Jewish World Review Oct. 28, 2003 / 2 Mar-Cheshvan, 5764
Jay D. Homnick
Bible or Babble in Babylon?
http://www.jewishworldreview.com | The Jewish New Year has begun (You mean that the Jews work on a different cycle? Aha, that explains everything), and in the wake of the celebration, herewith some cerebration.
The great Irish statesman and historian, Conor Cruise O'Brien, shows in his masterwork, The Siege, that the decisions taken by Great Britain in creating and maintaining a mandate for a Jewish state cannot be defended on the basis of national self-interest. For all that their good intentions were often circumscribed by their own circumspection, the English role was founded in altruism. For once the Empire was not empirical but existential in this last great act of its existence.
He goes on to posit this: clearly, there is a subtle culture war among people of literacy and sophistication; which is the greatest literature in the Western World, the Bible or Shakespeare? Those who believe in the Scripture first were in the ascendancy for the time period required to institute the Mandate.

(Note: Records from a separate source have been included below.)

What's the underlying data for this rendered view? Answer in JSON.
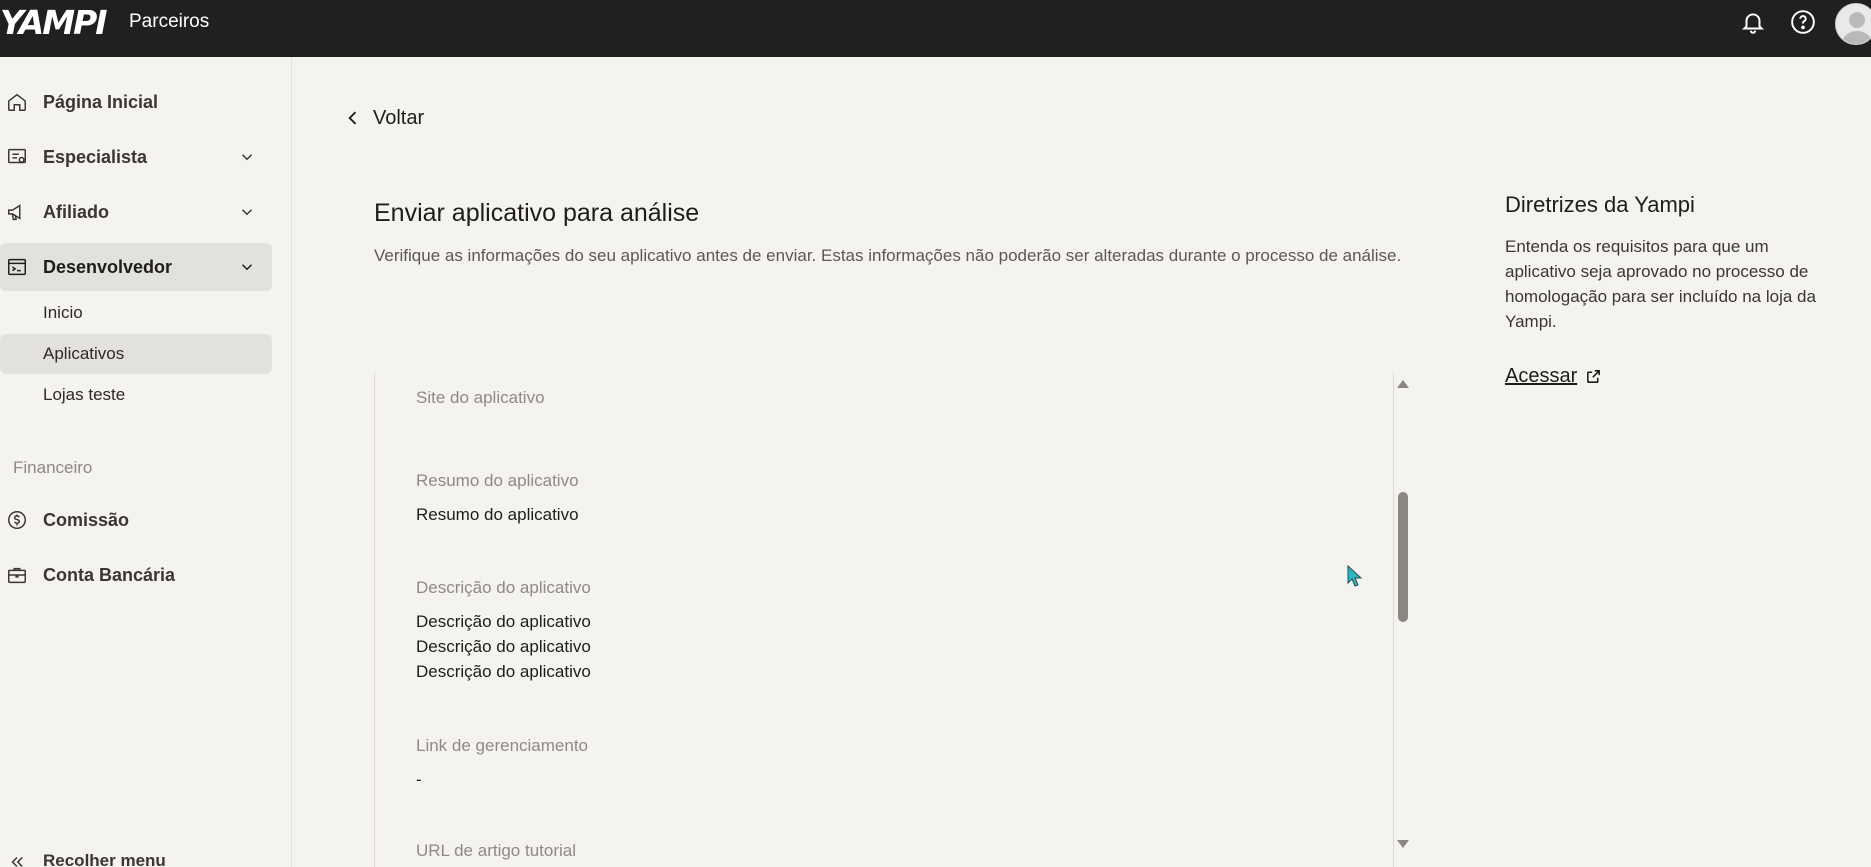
{
  "topbar": {
    "logo_text": "YAMPI",
    "product_label": "Parceiros",
    "icons": [
      "bell-icon",
      "help-icon",
      "avatar"
    ]
  },
  "sidebar": {
    "items": [
      {
        "label": "Página Inicial",
        "icon": "home-icon"
      },
      {
        "label": "Especialista",
        "icon": "badge-icon"
      },
      {
        "label": "Afiliado",
        "icon": "megaphone-icon"
      },
      {
        "label": "Desenvolvedor",
        "icon": "terminal-icon"
      }
    ],
    "developer_subitems": [
      {
        "label": "Inicio"
      },
      {
        "label": "Aplicativos"
      },
      {
        "label": "Lojas teste"
      }
    ],
    "financeiro_title": "Financeiro",
    "finance_items": [
      {
        "label": "Comissão",
        "icon": "dollar-icon"
      },
      {
        "label": "Conta Bancária",
        "icon": "briefcase-icon"
      }
    ],
    "collapse_label": "Recolher menu"
  },
  "main": {
    "back_label": "Voltar",
    "title": "Enviar aplicativo para análise",
    "description": "Verifique as informações do seu aplicativo antes de enviar. Estas informações não poderão ser alteradas durante o processo de análise.",
    "fields": [
      {
        "label": "Site do aplicativo",
        "value": ""
      },
      {
        "label": "Resumo do aplicativo",
        "value": "Resumo do aplicativo"
      },
      {
        "label": "Descrição do aplicativo",
        "value_lines": [
          "Descrição do aplicativo",
          "Descrição do aplicativo",
          "Descrição do aplicativo"
        ]
      },
      {
        "label": "Link de gerenciamento",
        "value": "-"
      },
      {
        "label": "URL de artigo tutorial",
        "value": ""
      }
    ]
  },
  "guide": {
    "title": "Diretrizes da Yampi",
    "text": "Entenda os requisitos para que um aplicativo seja aprovado no processo de homologação para ser incluído na loja da Yampi.",
    "link_label": "Acessar"
  },
  "colors": {
    "topbar_bg": "#221f1f",
    "page_bg": "#f4f3ef",
    "active_bg": "#e3e1dc",
    "muted_text": "#8e8a85"
  }
}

Fast forward to our own time and what guys like that (yes, like me), proto-secularists who are yet "All for the BOSS (Bible-Over-Shakespeare-Standard)", are thinking about the startling spectacle of all "nations of good will" being invited to husband and steward the new Iraq. Indeed, even France, Germany and Russia signed on to the new UN resolution, punctuating the U. S. Army drum roll with a crashing of symbols.
According to Biblical history, all of Mankind spoke one language until they abused this commonality in some act of collective arrogance. This is the story of the Tower of Babel, told in Genesis. The Providential response was to miraculously divide the citizens of the world into speakers of seventy distinct languages, thereby precluded from conspiring.
Then, in the epic poem of world history composed by Moses at the end of Deuteronomy (32:8), he says: "When the Exalted bequeathed nations, when He separated people, He established the borders of nations...." This is understood to mean that the concept of sovereign nations is an extension of the division of languages. Disparate tongues, distinct borders, separate nationalities.
The notion that humanity can heal this fracture in the cast of history is at the heart of the prophetic vision. Certainly anyone animated by that dream finds his pulse quickening to the pace of current events. A rapprochement among nations of good will, with Babylon as its point of convergence, has a dynamic utopian cachet. Read the description by Max Boot in the Sept. 29 Weekly Standard of the Marines handing off "Camp Babylon" to a squad composed of soldiers of many nations, and tell me if you don't sense a centipede doing cartwheels on your vertebrae.
Yet even the most well-intentioned, the most poetically condign, the most symmetrically syncopated, the most dramatically delivered, policy can lay a huge egg in its encounter with reality. The Shiites may not be as bullish; their last will is to oppose our Testament. They continue to insist "Call me Ishmael"; they wish to harp on our differences; they will spare us no wail.
One is put in mind of the traveling salesman who seeks to dispel the ennui of his solitary motel room by leafing through the Gideon Bible. In the inside cover he finds a handwritten notation: "If you are sick, read Psalm 18; if you are troubled about your family, read Psalm 45; if you are lonely, read Psalm 92." Sure enough, he flips to Psalm 92, and there finds another note in the margin: "If you are still lonely, call Gloria at 632-4879."
The inspired life provides a passport through the byways of the soul, but the flesh can still be an ornery travel companion, its importunities not easily deniable. Sure it would be a remarkable futuristic achievement if John and Juan and Johann and Jean and Ivan could collaborate on fostering a democratic Iraq. But hang on tight to the cord (chord?) that rings down the final curtain on the stage of history; there just might be a messy annex first.
No one would be happier than I to hear that the French have suddenly begun to love other nations, that Germans have begun to love other people, that Russians can master, or muster, any emotion more complex that a boozy bonhomie. In fact, if it all works out, give me a call. I'll be over at 632-4879.
09/05/03: Dubya's last stand?